On Monday, the United States Supreme Court ruled in favour of Google in its decade long, multibillion-dollar battle with Oracle. The higher court overturned the lower courts’ decision and said Google’s copying of Java API code was fair use. The apex court threw out a lower court ruling that said Android infringed Oracle’s copyrights on the Java software platform. “Google’s copying did not violate the copyright law,” wrote Justice Breyer.
Oracle bought Sun Microsystem in 2010 and owns Java now. Oracle accused Google of illegally copying more than 11,000 lines of Java API code to develop Android, the OS that powers over two billion smartphones worldwide.
The story dates back to 2005 when Google acquired Android, a fledgling startup then.
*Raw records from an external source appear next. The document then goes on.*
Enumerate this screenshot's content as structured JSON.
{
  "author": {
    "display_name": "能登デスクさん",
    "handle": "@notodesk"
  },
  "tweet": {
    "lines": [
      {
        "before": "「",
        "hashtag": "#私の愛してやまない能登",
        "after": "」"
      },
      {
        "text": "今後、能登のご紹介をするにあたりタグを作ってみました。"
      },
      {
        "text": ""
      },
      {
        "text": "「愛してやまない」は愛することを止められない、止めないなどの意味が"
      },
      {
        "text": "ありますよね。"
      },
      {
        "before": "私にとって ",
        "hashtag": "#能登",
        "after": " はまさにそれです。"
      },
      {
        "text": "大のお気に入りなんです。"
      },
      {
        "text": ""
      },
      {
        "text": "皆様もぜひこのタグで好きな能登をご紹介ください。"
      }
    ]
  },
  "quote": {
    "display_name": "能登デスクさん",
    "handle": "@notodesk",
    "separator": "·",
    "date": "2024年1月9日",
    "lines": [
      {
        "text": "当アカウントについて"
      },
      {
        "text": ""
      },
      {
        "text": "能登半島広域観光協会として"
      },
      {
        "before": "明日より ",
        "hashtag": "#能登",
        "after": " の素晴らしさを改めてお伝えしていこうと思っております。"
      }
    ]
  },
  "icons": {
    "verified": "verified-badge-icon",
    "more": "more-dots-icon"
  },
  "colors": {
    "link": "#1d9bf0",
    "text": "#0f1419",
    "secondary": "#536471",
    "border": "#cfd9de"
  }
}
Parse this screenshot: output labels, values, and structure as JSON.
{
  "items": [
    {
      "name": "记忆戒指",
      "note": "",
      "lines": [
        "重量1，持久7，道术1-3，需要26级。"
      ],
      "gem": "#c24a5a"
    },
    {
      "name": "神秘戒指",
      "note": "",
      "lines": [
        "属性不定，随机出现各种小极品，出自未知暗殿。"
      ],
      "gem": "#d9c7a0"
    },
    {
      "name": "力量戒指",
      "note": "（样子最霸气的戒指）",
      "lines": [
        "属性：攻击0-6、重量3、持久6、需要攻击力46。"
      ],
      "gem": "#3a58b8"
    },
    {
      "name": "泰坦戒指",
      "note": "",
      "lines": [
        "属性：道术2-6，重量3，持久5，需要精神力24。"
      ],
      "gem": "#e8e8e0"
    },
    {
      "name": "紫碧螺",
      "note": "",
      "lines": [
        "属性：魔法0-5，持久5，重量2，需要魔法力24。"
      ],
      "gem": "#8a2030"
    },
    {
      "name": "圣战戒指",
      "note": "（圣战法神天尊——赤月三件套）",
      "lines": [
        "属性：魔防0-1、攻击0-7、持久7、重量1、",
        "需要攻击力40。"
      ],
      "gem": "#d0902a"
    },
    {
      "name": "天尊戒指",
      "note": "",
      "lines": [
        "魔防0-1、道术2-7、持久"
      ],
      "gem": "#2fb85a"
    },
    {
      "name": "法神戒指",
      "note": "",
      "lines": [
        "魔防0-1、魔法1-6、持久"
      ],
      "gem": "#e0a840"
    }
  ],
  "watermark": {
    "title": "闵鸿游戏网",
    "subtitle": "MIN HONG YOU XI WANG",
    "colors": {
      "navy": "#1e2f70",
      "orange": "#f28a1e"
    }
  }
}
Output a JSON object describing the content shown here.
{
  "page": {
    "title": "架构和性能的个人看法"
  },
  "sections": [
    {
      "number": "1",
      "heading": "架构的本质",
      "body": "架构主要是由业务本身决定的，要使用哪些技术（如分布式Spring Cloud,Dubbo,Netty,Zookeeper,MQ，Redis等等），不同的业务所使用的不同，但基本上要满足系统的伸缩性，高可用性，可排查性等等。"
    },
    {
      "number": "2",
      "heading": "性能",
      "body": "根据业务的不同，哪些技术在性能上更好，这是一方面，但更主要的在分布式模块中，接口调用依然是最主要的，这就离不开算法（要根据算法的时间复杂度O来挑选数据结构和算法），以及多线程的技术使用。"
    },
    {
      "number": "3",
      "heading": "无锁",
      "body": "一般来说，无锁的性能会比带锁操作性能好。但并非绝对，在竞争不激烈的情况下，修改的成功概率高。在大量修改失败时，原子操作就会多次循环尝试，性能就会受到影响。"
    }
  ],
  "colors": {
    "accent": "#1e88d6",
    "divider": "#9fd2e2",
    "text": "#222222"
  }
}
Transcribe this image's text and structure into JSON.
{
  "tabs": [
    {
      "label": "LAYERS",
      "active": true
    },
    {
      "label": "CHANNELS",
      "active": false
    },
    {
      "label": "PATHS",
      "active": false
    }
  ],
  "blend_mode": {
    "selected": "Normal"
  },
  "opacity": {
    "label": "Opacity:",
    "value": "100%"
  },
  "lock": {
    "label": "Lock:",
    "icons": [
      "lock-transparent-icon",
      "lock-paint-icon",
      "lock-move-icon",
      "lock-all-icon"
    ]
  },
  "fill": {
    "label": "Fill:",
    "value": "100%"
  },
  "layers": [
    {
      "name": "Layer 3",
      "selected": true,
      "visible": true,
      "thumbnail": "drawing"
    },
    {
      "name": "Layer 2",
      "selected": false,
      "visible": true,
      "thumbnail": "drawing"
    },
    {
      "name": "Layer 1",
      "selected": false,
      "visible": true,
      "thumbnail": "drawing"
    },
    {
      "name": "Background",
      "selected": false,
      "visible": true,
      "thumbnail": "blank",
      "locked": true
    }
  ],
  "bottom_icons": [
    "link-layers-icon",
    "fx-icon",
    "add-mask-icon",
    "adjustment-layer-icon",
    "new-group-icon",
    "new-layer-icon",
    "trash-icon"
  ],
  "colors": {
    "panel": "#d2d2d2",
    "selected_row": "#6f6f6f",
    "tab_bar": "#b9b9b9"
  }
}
Back then, software developers understood and wrote programs using the Java programming language: Sun Microsystems’ brainchild.
To determine if Google’s limited copying of the API is fair, the Court examined the following four factors as per the Copyright Act’s fair use provision:
- Purpose and character of the use
- Nature of the copyrighted work
- Amount and substantiality of the portion used in relation to the copyrighted work as a whole and
- Effect of the use upon the potential market for or value of the copyrighted work.
Making a case for Oracle, Justice Thomas, alongside Justice Samuel Alito, said Google’s copying was unfair. They argued that Google decimated Oracle’s market and created a mobile OS, earning tens of billions of dollars every year. However, Justice Breyer said that Google’s copying for the Android system amounted to just 0.4% of the 2.86 million lines of Java API computer code. He likened it to a “gas pedal in a car that tells the car to move faster or the QWERTY keyboard on a typewriter that calls up a certain letter when you press a particular key.”
“Oracle wanted $9 billion in damages from Google.”
Oracle and Google have been locking horns for nearly a decade now over a chunk of code that makes the APIs work. These APIs or Application Program Interfaces are ubiquitous. Everyone uses them, and developers around the world design them using open-source tools. But, what are these APIs?
According to Gartner, APIs(in the context of machine learning):
- Can make it easier for data scientists to find and choose from the huge variety of available algorithms, experiments.
- Can enable organisations to build advanced analytics solutions in a faster way.
- Can address the skill gap in advanced technology.
- Can help commercialise solutions easily.
- Can enable ease of ML model choosing.
According to Justice Breyer, about six million programmers had spent considerable time learning and then using the Java language in the initial days of Android. When things didn’t go well between Google and Sun Microsystems due to Sun’s interoperability policies, Google decided to build its own platform. According to the Supreme court report, roughly 100 Google engineers worked for more than three years to create Google’s Android platform software.
To build an independent platform, Google made the developers write millions of lines of new code. However, back then, programmers were more familiar with Java. And, since Google wanted these programmers to transition quickly, it also copied roughly 11,500 lines of code from the Java SE program for building an API.
The world of enterprise software is heterogeneous. Open-sourcing and licensing are a tricky area for organisations. Permissive license usage of software was framed to hand down innovation. APIs fall into this category where developers modularly combine and recombine functionality and data for new uses, with virtually no marginal cost for each additional use of the API. Suppose one developer builds a new application by leveraging an API that looks up store locations. In that case, another developer can leverage the same API for a different application without the enterprise incurring any additional overhead.
Now, if the Oracles of this world start charging for the chunks of code API sits on, it leaves the developer ecosystem flummoxed; whether to proceed with certain widely available tools or to build everything from scratch.
It took many years for Google to convince the court of the repercussions of deviating from standard practices in an open-source ecosystem. The flip side to this is a scenario where Google benefits from a smaller player (unlike Oracle) with no wherewithal to take on the search giant. Whereas, companies like Google argue that their innovations benefit the community as well. Developers can use Android as a platform to build million-dollar applications. So, this is a tight rope walk for the courts as well. They cannot risk collapsing the whole software ecosystem by curbing developers’ freedom who innovate over open-source tools.
According to Kent Walker, Google’s chief legal officer, the ruling provided legal certainty for the next-gen developers. Walker believes that innovation happens by standing on each other’s shoulders and the idea of fair use is beneficial for everyone in the industry.